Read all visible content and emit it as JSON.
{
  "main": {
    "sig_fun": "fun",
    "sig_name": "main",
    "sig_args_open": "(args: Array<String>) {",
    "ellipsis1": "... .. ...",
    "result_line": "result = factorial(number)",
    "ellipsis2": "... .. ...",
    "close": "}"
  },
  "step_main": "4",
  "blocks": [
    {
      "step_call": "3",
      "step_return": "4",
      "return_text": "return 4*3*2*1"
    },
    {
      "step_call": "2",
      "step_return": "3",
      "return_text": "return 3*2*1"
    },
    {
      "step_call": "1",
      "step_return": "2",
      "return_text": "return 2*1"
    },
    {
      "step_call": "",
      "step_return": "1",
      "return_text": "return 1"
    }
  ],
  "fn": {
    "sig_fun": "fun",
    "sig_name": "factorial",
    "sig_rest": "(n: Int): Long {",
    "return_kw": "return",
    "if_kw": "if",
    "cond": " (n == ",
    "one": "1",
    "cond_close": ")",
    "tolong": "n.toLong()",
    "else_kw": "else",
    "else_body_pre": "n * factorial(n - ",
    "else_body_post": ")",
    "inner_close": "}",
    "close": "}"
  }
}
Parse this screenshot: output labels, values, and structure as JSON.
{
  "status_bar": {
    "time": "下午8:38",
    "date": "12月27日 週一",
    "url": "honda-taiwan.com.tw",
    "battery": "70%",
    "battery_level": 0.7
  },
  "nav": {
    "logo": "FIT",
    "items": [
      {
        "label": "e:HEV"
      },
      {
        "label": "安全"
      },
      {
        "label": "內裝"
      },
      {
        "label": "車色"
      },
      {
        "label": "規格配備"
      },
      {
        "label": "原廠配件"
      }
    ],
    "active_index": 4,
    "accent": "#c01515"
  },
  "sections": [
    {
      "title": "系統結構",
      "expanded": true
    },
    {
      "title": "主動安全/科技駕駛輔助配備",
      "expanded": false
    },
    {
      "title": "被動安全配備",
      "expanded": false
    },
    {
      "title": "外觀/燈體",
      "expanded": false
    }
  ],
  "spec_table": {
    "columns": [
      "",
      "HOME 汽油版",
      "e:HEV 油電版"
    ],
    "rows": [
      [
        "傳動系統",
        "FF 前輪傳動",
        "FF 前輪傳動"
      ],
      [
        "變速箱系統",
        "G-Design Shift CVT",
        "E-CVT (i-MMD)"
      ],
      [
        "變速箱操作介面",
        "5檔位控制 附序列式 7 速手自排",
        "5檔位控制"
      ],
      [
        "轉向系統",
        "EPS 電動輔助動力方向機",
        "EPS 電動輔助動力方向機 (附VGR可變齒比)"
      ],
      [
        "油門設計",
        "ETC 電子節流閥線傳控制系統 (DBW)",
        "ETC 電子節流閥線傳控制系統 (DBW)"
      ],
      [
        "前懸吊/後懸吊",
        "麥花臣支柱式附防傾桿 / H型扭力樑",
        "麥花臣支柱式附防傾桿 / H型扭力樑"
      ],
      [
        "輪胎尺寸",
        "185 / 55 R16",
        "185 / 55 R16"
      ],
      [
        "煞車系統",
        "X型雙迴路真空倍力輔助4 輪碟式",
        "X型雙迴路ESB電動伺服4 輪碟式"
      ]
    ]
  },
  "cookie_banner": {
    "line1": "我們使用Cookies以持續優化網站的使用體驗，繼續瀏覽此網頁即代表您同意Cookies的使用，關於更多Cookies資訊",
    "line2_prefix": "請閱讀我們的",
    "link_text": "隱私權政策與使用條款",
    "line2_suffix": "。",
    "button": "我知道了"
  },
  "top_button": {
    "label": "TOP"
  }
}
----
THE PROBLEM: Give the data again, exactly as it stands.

WRITTEN ANSWER:
Read all visible content and emit it as JSON.
{
  "main": {
    "sig_fun": "fun",
    "sig_name": "main",
    "sig_args_open": "(args: Array<String>) {",
    "ellipsis1": "... .. ...",
    "result_line": "result = factorial(number)",
    "ellipsis2": "... .. ...",
    "close": "}"
  },
  "step_main": "4",
  "blocks": [
    {
      "step_call": "3",
      "step_return": "4",
      "return_text": "return 4*3*2*1"
    },
    {
      "step_call": "2",
      "step_return": "3",
      "return_text": "return 3*2*1"
    },
    {
      "step_call": "1",
      "step_return": "2",
      "return_text": "return 2*1"
    },
    {
      "step_call": "",
      "step_return": "1",
      "return_text": "return 1"
    }
  ],
  "fn": {
    "sig_fun": "fun",
    "sig_name": "factorial",
    "sig_rest": "(n: Int): Long {",
    "return_kw": "return",
    "if_kw": "if",
    "cond": " (n == ",
    "one": "1",
    "cond_close": ")",
    "tolong": "n.toLong()",
    "else_kw": "else",
    "else_body_pre": "n * factorial(n - ",
    "else_body_post": ")",
    "inner_close": "}",
    "close": "}"
  }
}
Parse this screenshot: output labels, values, and structure as JSON.
{
  "status_bar": {
    "time": "下午8:38",
    "date": "12月27日 週一",
    "url": "honda-taiwan.com.tw",
    "battery": "70%",
    "battery_level": 0.7
  },
  "nav": {
    "logo": "FIT",
    "items": [
      {
        "label": "e:HEV"
      },
      {
        "label": "安全"
      },
      {
        "label": "內裝"
      },
      {
        "label": "車色"
      },
      {
        "label": "規格配備"
      },
      {
        "label": "原廠配件"
      }
    ],
    "active_index": 4,
    "accent": "#c01515"
  },
  "sections": [
    {
      "title": "系統結構",
      "expanded": true
    },
    {
      "title": "主動安全/科技駕駛輔助配備",
      "expanded": false
    },
    {
      "title": "被動安全配備",
      "expanded": false
    },
    {
      "title": "外觀/燈體",
      "expanded": false
    }
  ],
  "spec_table": {
    "columns": [
      "",
      "HOME 汽油版",
      "e:HEV 油電版"
    ],
    "rows": [
      [
        "傳動系統",
        "FF 前輪傳動",
        "FF 前輪傳動"
      ],
      [
        "變速箱系統",
        "G-Design Shift CVT",
        "E-CVT (i-MMD)"
      ],
      [
        "變速箱操作介面",
        "5檔位控制 附序列式 7 速手自排",
        "5檔位控制"
      ],
      [
        "轉向系統",
        "EPS 電動輔助動力方向機",
        "EPS 電動輔助動力方向機 (附VGR可變齒比)"
      ],
      [
        "油門設計",
        "ETC 電子節流閥線傳控制系統 (DBW)",
        "ETC 電子節流閥線傳控制系統 (DBW)"
      ],
      [
        "前懸吊/後懸吊",
        "麥花臣支柱式附防傾桿 / H型扭力樑",
        "麥花臣支柱式附防傾桿 / H型扭力樑"
      ],
      [
        "輪胎尺寸",
        "185 / 55 R16",
        "185 / 55 R16"
      ],
      [
        "煞車系統",
        "X型雙迴路真空倍力輔助4 輪碟式",
        "X型雙迴路ESB電動伺服4 輪碟式"
      ]
    ]
  },
  "cookie_banner": {
    "line1": "我們使用Cookies以持續優化網站的使用體驗，繼續瀏覽此網頁即代表您同意Cookies的使用，關於更多Cookies資訊",
    "line2_prefix": "請閱讀我們的",
    "link_text": "隱私權政策與使用條款",
    "line2_suffix": "。",
    "button": "我知道了"
  },
  "top_button": {
    "label": "TOP"
  }
}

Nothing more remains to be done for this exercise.